I wanted to publish a research paper which has less relevant stuff compacted and would be more focused on important and relevant items.
Also, I have failed to find a guide to publish small compact research papers.
Academia Stack Exchange is a question and answer site for academics and those enrolled in higher education. It only takes a minute to sign up.Sign up to join this community
Yes, if your ideas can be expressed concisely enough. For example if you were to find a counterexample to the Beal Conjecture, then you can write two paragraphs and be done. Watson and Crick's 1953 paper describing the structure of DNA was one page long, and won the Nobel Prize. Some other examples of very short papers (admittedly, some of these are jokes) are here.
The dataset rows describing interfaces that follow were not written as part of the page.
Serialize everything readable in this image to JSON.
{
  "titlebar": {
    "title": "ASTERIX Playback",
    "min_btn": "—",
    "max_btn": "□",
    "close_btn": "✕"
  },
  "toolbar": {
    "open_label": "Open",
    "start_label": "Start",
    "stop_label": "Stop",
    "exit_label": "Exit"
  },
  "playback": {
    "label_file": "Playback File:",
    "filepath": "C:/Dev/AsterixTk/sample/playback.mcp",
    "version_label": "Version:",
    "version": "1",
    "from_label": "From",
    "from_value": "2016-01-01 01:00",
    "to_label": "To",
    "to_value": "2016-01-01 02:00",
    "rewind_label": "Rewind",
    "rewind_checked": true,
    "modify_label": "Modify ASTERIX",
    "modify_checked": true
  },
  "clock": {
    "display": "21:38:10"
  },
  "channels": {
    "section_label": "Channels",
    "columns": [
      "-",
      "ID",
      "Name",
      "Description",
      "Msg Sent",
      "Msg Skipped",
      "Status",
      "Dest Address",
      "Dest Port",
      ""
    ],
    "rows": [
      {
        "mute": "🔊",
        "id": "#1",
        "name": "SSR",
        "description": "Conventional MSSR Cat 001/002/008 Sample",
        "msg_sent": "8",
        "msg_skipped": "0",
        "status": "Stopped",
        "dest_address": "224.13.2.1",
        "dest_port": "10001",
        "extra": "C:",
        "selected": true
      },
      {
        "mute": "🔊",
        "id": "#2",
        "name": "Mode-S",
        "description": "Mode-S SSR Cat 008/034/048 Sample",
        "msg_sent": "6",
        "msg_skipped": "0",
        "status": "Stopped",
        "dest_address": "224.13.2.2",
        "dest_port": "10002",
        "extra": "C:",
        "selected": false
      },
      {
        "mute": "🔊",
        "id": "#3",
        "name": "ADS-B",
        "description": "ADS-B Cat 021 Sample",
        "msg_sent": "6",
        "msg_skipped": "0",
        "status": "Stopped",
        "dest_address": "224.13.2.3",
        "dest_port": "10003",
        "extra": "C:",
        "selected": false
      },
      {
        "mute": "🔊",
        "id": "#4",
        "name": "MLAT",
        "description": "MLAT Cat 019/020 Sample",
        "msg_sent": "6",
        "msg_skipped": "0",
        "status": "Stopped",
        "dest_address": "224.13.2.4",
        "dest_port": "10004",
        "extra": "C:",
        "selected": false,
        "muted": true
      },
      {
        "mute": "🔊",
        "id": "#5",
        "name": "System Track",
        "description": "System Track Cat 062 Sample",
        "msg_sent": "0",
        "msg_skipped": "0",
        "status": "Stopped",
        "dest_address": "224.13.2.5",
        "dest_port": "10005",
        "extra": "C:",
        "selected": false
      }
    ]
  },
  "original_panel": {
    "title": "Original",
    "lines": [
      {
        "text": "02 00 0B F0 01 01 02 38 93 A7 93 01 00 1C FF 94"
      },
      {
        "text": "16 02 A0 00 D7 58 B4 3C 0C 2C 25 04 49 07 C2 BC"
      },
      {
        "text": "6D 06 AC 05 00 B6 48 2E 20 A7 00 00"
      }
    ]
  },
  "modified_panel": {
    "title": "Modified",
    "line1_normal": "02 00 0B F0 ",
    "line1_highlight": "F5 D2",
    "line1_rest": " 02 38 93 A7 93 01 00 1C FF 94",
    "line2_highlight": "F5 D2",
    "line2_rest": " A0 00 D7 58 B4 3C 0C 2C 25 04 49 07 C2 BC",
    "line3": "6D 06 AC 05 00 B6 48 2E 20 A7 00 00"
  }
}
My favorite short paper, which like Nash's in another answer is from the 1950s, is as follows:
I do have a hard time seeing how it would be published these days, but clearly very short papers have been acceptable in the past.
John Nash published a paper entitled Equilibrium Points in n-Person Games. The paper is one page long. But it's John Nash, and it was in 1950. It was the beginning of a whole new field (game theory), and the man was a genius. (Credit to MathOverflow.)